■ DESCRIPTION OF THE TASK: The answer should be one number: how many lines in the records below contain the word "title".

■ RECORDS SHOWN:
───

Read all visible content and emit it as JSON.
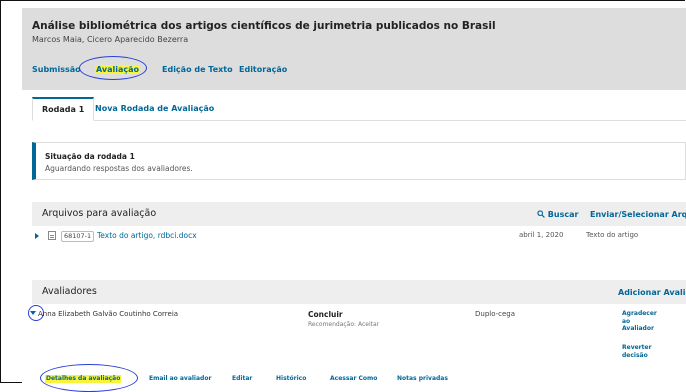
{
  "header": {
    "title": "Análise bibliométrica dos artigos científicos de jurimetria publicados no Brasil",
    "authors": "Marcos Maia, Cicero Aparecido Bezerra"
  },
  "tabs": [
    {
      "label": "Submissão"
    },
    {
      "label": "Avaliação"
    },
    {
      "label": "Edição de Texto"
    },
    {
      "label": "Editoração"
    }
  ],
  "round_tabs": [
    {
      "label": "Rodada 1"
    },
    {
      "label": "Nova Rodada de Avaliação"
    }
  ],
  "status": {
    "title": "Situação da rodada 1",
    "text": "Aguardando respostas dos avaliadores."
  },
  "files_panel": {
    "title": "Arquivos para avaliação",
    "search_label": "Buscar",
    "upload_label": "Enviar/Selecionar Arquivos",
    "file": {
      "id": "68107-1",
      "name": "Texto do artigo, rdbci.docx",
      "date": "abril 1, 2020",
      "type": "Texto do artigo"
    }
  },
  "reviewers_panel": {
    "title": "Avaliadores",
    "add_label": "Adicionar Avaliador",
    "reviewer": {
      "name": "Anna Elizabeth Galvão Coutinho Correia",
      "status": "Concluir",
      "recommendation": "Recomendação: Aceitar",
      "method": "Duplo-cega",
      "thank_label": "Agradecer ao Avaliador",
      "revert_label": "Reverter decisão"
    },
    "actions": [
      {
        "label": "Detalhes da avaliação"
      },
      {
        "label": "Email ao avaliador"
      },
      {
        "label": "Editar"
      },
      {
        "label": "Histórico"
      },
      {
        "label": "Acessar Como"
      },
      {
        "label": "Notas privadas"
      }
    ]
  },
  "colors": {
    "link": "#006798",
    "highlight": "#f7f43a",
    "annotation_circle": "#2a3fd6",
    "header_bg": "#dddddd",
    "panel_head_bg": "#eeeeee"
  },
  "icons": {
    "search": "search-icon",
    "expand": "triangle-right-icon",
    "collapse": "triangle-down-icon",
    "file": "file-icon"
  }
}
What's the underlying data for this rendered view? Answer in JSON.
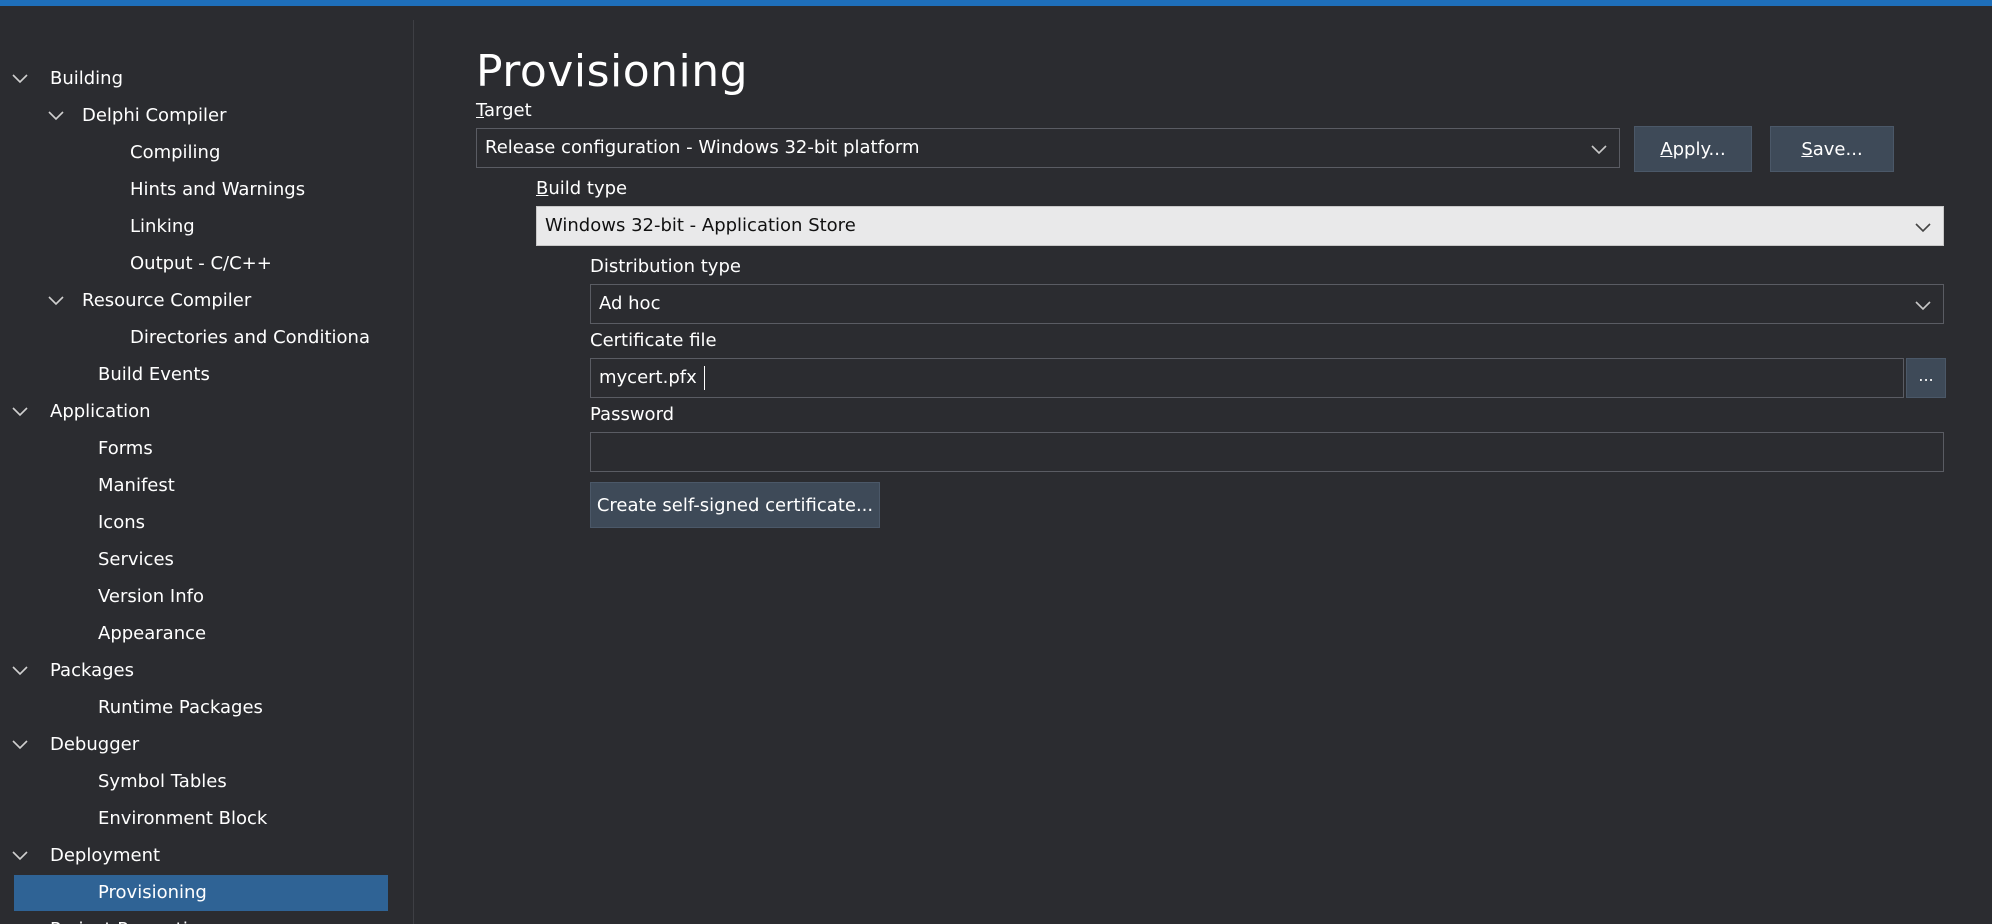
{
  "tree": [
    {
      "label": "Building",
      "level": 0,
      "expanded": true
    },
    {
      "label": "Delphi Compiler",
      "level": 1,
      "expanded": true
    },
    {
      "label": "Compiling",
      "level": 2
    },
    {
      "label": "Hints and Warnings",
      "level": 2
    },
    {
      "label": "Linking",
      "level": 2
    },
    {
      "label": "Output - C/C++",
      "level": 2
    },
    {
      "label": "Resource Compiler",
      "level": 1,
      "expanded": true
    },
    {
      "label": "Directories and Conditiona",
      "level": 2
    },
    {
      "label": "Build Events",
      "level": 1
    },
    {
      "label": "Application",
      "level": 0,
      "expanded": true
    },
    {
      "label": "Forms",
      "level": 1
    },
    {
      "label": "Manifest",
      "level": 1
    },
    {
      "label": "Icons",
      "level": 1
    },
    {
      "label": "Services",
      "level": 1
    },
    {
      "label": "Version Info",
      "level": 1
    },
    {
      "label": "Appearance",
      "level": 1
    },
    {
      "label": "Packages",
      "level": 0,
      "expanded": true
    },
    {
      "label": "Runtime Packages",
      "level": 1
    },
    {
      "label": "Debugger",
      "level": 0,
      "expanded": true
    },
    {
      "label": "Symbol Tables",
      "level": 1
    },
    {
      "label": "Environment Block",
      "level": 1
    },
    {
      "label": "Deployment",
      "level": 0,
      "expanded": true
    },
    {
      "label": "Provisioning",
      "level": 1,
      "selected": true
    },
    {
      "label": "Project Properties",
      "level": 0,
      "expanded": true
    }
  ],
  "page": {
    "title": "Provisioning"
  },
  "target": {
    "label_accel": "T",
    "label_rest": "arget",
    "value": "Release configuration - Windows 32-bit platform",
    "apply_accel": "A",
    "apply_rest": "pply...",
    "save_accel": "S",
    "save_rest": "ave..."
  },
  "build_type": {
    "label_accel": "B",
    "label_rest": "uild type",
    "value": "Windows 32-bit - Application Store"
  },
  "distribution": {
    "label": "Distribution type",
    "value": "Ad hoc"
  },
  "certificate": {
    "label": "Certificate file",
    "value": "mycert.pfx",
    "browse_label": "..."
  },
  "password": {
    "label": "Password",
    "value": ""
  },
  "create_cert_button": "Create self-signed certificate...",
  "colors": {
    "background": "#2b2c30",
    "accent": "#1e6fba",
    "selection": "#2f6395",
    "button": "#3e4a58"
  }
}
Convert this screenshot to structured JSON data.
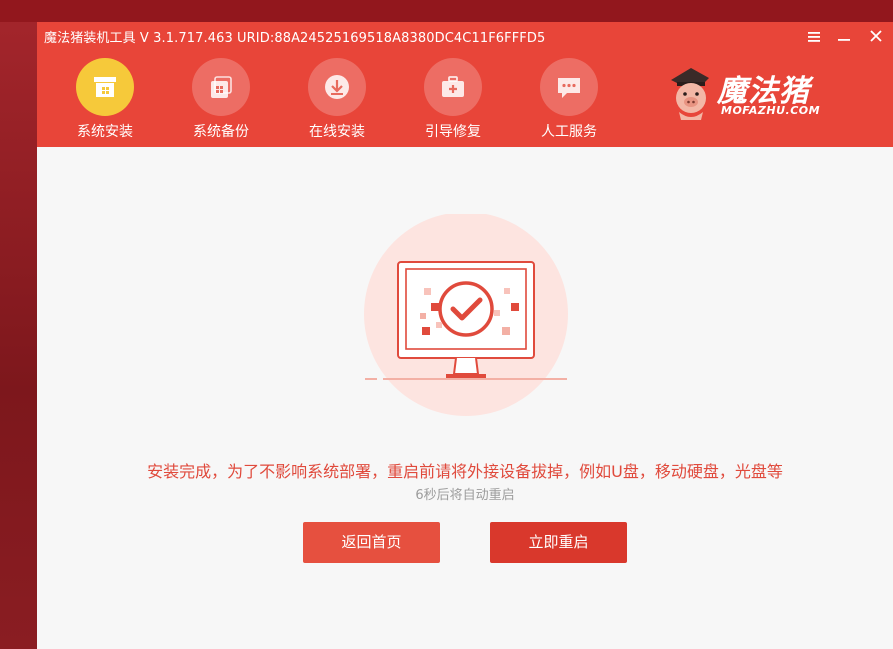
{
  "window": {
    "title": "魔法猪装机工具 V 3.1.717.463 URID:88A24525169518A8380DC4C11F6FFFD5"
  },
  "nav": {
    "items": [
      {
        "label": "系统安装",
        "icon": "install-box-icon",
        "active": true
      },
      {
        "label": "系统备份",
        "icon": "backup-icon",
        "active": false
      },
      {
        "label": "在线安装",
        "icon": "download-icon",
        "active": false
      },
      {
        "label": "引导修复",
        "icon": "toolbox-icon",
        "active": false
      },
      {
        "label": "人工服务",
        "icon": "chat-icon",
        "active": false
      }
    ]
  },
  "brand": {
    "name": "魔法猪",
    "domain": "MOFAZHU.COM"
  },
  "main": {
    "message": "安装完成，为了不影响系统部署，重启前请将外接设备拔掉，例如U盘，移动硬盘，光盘等",
    "countdown": "6秒后将自动重启",
    "buttons": {
      "home": "返回首页",
      "restart": "立即重启"
    }
  },
  "colors": {
    "header": "#e84539",
    "accent": "#e04a3c",
    "active_tab": "#f6c93a",
    "background": "#f7f7f7"
  }
}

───

■ REPLY: 6